(TASK ITEM) Output the complete listing. Match it exactly.

(LISTED RECORDS)

——————————

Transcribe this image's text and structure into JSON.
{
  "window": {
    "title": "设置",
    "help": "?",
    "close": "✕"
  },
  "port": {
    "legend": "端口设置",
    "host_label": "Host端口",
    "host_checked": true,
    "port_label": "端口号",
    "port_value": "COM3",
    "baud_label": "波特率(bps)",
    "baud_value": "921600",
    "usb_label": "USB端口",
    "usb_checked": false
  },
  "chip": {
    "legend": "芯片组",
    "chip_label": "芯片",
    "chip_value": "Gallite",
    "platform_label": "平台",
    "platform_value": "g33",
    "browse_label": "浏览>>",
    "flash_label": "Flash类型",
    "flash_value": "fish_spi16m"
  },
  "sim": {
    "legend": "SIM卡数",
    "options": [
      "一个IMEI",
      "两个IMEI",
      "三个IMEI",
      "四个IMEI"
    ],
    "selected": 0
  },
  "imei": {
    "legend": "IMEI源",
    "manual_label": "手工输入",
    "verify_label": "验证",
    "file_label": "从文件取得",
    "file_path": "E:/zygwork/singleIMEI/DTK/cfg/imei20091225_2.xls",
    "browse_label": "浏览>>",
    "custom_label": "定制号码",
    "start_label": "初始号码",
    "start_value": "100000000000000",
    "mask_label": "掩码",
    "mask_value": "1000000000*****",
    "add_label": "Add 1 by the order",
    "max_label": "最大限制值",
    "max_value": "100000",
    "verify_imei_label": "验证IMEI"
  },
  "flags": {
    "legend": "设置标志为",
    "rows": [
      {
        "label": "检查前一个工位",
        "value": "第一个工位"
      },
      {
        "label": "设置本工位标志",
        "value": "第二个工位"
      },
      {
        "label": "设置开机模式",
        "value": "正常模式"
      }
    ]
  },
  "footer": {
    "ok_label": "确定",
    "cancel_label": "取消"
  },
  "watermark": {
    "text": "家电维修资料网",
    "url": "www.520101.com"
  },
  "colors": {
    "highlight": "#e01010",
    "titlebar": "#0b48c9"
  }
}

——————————

(ANSWER BOX)
Transcribe this image's text and structure into JSON.
{
  "window": {
    "title": "设置",
    "help": "?",
    "close": "✕"
  },
  "port": {
    "legend": "端口设置",
    "host_label": "Host端口",
    "host_checked": true,
    "port_label": "端口号",
    "port_value": "COM3",
    "baud_label": "波特率(bps)",
    "baud_value": "921600",
    "usb_label": "USB端口",
    "usb_checked": false
  },
  "chip": {
    "legend": "芯片组",
    "chip_label": "芯片",
    "chip_value": "Gallite",
    "platform_label": "平台",
    "platform_value": "g33",
    "browse_label": "浏览>>",
    "flash_label": "Flash类型",
    "flash_value": "fish_spi16m"
  },
  "sim": {
    "legend": "SIM卡数",
    "options": [
      "一个IMEI",
      "两个IMEI",
      "三个IMEI",
      "四个IMEI"
    ],
    "selected": 0
  },
  "imei": {
    "legend": "IMEI源",
    "manual_label": "手工输入",
    "verify_label": "验证",
    "file_label": "从文件取得",
    "file_path": "E:/zygwork/singleIMEI/DTK/cfg/imei20091225_2.xls",
    "browse_label": "浏览>>",
    "custom_label": "定制号码",
    "start_label": "初始号码",
    "start_value": "100000000000000",
    "mask_label": "掩码",
    "mask_value": "1000000000*****",
    "add_label": "Add 1 by the order",
    "max_label": "最大限制值",
    "max_value": "100000",
    "verify_imei_label": "验证IMEI"
  },
  "flags": {
    "legend": "设置标志为",
    "rows": [
      {
        "label": "检查前一个工位",
        "value": "第一个工位"
      },
      {
        "label": "设置本工位标志",
        "value": "第二个工位"
      },
      {
        "label": "设置开机模式",
        "value": "正常模式"
      }
    ]
  },
  "footer": {
    "ok_label": "确定",
    "cancel_label": "取消"
  },
  "watermark": {
    "text": "家电维修资料网",
    "url": "www.520101.com"
  },
  "colors": {
    "highlight": "#e01010",
    "titlebar": "#0b48c9"
  }
}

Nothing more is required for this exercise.